Monday, February 18, 2019

Why Don’t You Take My Insurance?

Cash-based Physical Therapy is gaining a lot of interest from both clinicians and patients due to the emphasis on quality of care over the quantity of patients. This setting allows for one-on-one appointments with a doctor of physical therapy, a full 60 minutes to address all of the patients needs, and a faster and more thorough rehabilitative process.

Unfortunately insurance creates multiple challenges for health care providers that negatively impacts patient care. First, many insurance companies require what is called pre-authorization. This means that your initial evaluation will be provided to the company and they decide whether or not care is medically necessary. Remember an insurance agent, not a health care provider, is making this decision. Next, if it is found to be medically necessary, the patient will be awarded approximately 6-8 treatments. In the insurance-based setting, this is often not enough time, there is a lapse in care, and patient regression. It’s a nasty cycle.

After care, insurance reimburses the provider. This reimbursement is not the amount that is charged; it is often much less. Poor reimbursement leads to minimal time with the PT and increased time with the physical therapy assistant or a rehab aide. PTA’s can vary in education/experience (some are very good!), but rehab aide’s often have no education in exercise or physical therapy. This leads to poor technique with exercises or excessive use of passive modalities. That’s low quality PT, which is not worth your time or money.

One final consideration when it comes to insurance-based physical therapy is the pressure on doctor’s to refer “in house.” How do hospitals make money? Outpatient services. When a doctor refers within his or her own network, it brings even more money in to said network. Referring “in house” isn’t necessarily a bad thing, but not everyone specializes in your specific condition or population. If you are a CrossFitter and get stuck with someone that specializes in geriatrics, it’s probably not going to pan out well. This can often result in low quality PT, which again, is not worth your time or money.

Insurance companies are not all bad. They provide a lot of services that are of vital importance and may not be possible without their financial support. I find that it’s largely life or death situations; unfortunately, wellness does not fall into that category. Healthcare is making a huge shift from a “sickness” to a “wellness” paradigm. This is an exciting time as a clinician. Following is an outline of the top 5 reasons that a cash-based PT practice benefit the patients.

1) Cost-effective Care

Therapists have the extensive education and training to be neuromuscular primary care providers. For the majority of patients’ with movement deficiencies or pain, PT’s are the provider of choice. For people with high deductibles, it makes much more financial sense to seek treatment from a cash-based physical therapist.

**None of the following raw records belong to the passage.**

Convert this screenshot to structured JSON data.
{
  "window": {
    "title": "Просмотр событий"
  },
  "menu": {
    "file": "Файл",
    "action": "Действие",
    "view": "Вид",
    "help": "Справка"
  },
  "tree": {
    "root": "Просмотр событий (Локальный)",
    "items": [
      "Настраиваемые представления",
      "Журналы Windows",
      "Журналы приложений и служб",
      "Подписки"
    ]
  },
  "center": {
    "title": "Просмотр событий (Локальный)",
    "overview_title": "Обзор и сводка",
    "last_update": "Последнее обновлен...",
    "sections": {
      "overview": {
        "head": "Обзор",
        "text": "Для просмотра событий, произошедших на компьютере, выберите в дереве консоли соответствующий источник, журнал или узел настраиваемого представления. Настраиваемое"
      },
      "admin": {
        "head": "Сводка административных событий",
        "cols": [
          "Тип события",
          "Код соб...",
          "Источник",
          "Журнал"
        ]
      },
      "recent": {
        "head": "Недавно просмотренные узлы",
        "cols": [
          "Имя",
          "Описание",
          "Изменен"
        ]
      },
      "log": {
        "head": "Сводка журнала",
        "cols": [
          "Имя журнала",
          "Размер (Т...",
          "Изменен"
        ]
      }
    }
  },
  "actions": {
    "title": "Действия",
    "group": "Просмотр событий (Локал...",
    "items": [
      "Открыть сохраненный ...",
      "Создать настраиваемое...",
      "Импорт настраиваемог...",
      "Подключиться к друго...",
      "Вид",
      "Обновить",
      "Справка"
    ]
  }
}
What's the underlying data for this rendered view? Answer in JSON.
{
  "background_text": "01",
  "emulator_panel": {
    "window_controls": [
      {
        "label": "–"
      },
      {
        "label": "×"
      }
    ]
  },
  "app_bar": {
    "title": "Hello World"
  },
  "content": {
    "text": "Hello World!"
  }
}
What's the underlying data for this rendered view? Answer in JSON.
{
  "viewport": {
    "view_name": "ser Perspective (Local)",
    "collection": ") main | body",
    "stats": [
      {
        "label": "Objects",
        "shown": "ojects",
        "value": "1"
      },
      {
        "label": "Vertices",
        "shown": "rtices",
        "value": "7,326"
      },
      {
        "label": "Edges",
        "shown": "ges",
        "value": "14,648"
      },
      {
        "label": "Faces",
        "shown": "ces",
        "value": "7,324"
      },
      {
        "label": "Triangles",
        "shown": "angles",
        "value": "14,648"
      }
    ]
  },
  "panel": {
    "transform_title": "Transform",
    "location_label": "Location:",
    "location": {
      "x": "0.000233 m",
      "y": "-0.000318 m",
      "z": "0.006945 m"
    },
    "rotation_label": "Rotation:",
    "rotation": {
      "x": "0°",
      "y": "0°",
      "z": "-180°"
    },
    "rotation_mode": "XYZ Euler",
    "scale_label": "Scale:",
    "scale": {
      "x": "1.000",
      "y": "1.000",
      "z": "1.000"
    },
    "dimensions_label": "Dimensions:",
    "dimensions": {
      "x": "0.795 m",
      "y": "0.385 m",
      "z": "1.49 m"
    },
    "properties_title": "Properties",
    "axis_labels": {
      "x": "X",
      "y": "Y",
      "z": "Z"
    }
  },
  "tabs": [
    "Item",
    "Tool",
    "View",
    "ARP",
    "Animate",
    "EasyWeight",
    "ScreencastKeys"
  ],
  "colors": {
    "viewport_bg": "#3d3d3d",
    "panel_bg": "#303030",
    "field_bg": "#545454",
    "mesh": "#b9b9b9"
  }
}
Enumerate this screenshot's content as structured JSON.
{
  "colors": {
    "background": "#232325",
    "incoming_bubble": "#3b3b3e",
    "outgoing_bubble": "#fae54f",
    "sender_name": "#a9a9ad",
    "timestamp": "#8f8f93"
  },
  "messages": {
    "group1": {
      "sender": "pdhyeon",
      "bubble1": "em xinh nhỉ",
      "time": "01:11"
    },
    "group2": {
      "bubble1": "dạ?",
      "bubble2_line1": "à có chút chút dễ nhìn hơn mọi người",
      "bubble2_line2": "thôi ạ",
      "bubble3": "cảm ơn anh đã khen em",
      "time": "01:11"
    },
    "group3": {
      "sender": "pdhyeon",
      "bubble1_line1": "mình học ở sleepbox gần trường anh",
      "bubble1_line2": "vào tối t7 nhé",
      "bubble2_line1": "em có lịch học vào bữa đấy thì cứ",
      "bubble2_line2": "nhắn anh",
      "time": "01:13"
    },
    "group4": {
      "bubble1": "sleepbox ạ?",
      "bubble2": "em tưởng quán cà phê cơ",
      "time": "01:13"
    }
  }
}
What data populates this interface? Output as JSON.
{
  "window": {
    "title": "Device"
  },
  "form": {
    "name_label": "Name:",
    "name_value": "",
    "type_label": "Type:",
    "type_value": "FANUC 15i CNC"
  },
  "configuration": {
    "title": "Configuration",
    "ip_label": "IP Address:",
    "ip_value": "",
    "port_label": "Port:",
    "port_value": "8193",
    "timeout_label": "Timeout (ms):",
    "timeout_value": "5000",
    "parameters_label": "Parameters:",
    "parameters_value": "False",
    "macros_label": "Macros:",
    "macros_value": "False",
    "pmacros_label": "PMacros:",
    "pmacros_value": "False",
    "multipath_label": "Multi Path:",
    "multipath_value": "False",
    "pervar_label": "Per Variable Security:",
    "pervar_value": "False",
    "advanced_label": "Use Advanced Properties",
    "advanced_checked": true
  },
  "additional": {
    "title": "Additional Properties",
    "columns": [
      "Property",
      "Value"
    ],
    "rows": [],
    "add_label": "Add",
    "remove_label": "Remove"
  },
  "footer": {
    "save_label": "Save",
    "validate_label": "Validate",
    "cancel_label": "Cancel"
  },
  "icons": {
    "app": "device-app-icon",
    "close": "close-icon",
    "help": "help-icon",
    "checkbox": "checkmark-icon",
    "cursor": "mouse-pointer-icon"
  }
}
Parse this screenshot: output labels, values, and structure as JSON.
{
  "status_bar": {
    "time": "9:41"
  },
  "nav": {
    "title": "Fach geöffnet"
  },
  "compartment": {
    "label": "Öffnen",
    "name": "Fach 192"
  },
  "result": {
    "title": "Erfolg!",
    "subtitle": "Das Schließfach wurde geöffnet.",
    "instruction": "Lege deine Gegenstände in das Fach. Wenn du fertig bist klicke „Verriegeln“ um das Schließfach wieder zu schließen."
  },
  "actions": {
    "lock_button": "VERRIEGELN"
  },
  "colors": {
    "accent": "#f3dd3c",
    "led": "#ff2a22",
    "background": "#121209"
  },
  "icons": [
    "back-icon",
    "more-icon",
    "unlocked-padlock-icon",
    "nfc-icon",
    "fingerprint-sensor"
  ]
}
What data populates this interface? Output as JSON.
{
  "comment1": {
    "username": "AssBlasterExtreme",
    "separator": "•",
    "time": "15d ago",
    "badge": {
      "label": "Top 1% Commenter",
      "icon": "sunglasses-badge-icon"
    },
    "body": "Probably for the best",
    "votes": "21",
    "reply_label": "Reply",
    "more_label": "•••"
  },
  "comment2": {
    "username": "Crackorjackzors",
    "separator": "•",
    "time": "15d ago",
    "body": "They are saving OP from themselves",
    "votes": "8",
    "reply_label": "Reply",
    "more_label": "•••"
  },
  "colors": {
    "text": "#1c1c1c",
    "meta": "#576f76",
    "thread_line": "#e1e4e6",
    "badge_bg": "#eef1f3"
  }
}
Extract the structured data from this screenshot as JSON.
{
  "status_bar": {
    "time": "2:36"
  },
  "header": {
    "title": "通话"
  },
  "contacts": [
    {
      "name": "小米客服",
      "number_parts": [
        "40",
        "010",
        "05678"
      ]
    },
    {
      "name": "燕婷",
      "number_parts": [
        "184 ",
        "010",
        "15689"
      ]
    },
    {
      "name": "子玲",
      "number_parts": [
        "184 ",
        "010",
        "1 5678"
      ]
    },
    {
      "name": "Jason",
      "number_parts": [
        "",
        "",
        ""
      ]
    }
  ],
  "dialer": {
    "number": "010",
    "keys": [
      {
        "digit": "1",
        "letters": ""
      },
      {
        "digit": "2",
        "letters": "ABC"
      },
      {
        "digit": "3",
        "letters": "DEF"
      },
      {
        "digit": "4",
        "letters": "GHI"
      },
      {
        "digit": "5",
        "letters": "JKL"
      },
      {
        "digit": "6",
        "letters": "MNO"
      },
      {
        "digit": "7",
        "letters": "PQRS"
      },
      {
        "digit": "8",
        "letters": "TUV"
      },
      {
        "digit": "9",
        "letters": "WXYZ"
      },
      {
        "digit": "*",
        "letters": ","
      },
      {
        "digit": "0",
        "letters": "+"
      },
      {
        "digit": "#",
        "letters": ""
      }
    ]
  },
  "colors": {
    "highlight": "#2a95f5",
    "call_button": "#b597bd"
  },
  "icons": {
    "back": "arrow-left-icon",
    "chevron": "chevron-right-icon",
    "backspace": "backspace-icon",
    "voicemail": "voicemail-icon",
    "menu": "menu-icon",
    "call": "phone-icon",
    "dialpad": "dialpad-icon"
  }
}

Insurance-based models require the PT clinic to charge very high rates in order to be reimbursed a profitable margin. Thus, those that are private pay (or are still working to meet their deductible) are required to pay these elevated rates.

2) You’ll See The Doctor

By the year 2020, all PT’s will have earned their doctorate in order to provide treatment. In the insurance-based world, it is common for you to be pawned off on one of the physical therapy assistants (PTA’s). Although many PTA’s are very knowledgeable, they do not have nearly the same educational requirements as a PT.

In a cash-based practice, you are paying for a specific service, which is evaluation and treatment by a Doctor of Physical Therapy. In this setting your provider has significantly more time to focus on you and your healthcare.

3) Accessibility

In the state of Indiana, we have direct access for evaluation and treatment of 24 calendar days. Patient’s have a significantly shorter wait time (we can typically provide an evaluation within 48 hours) in a cash practice. Most research shows that earlier treatment correlates with improved outcomes.

Let’s face it, there’s nothing more frustrating than going to a doctor’s appointment to just be told you need to go somewhere else. In the cash practice, we cut out the middle-man.

4) Transparent Affordable Pricing

Prices are right up front. Cash based practices cut out “playing the insurance game” and extra administrative costs. Often, it shocks people to hear prices of treatment because we have become accustomed to physical therapy being covered by insurance. Unfortunately, they often later find out that each visit actually had a $40 co-pay, insurance only covers 80%, or that their deductible hasn’t been met.

When working in an insurance-based practice, I far too often saw someone end up with a $4000.00 bill after 2 months of treatment. $150 an hour no longer seems so expensive.

5) All Patients are Welcome

All patients, insured or uninsured, in network or out-of-network are welcome. Payment is by cash, check or charge. Patients aren’t treated in a way that satisfies their insurance company – even better: no more silly outcome forms. Patient’s are provided the care that is needed and that will lead to desired results. We are about and for the patient.

No comments:

Post a Comment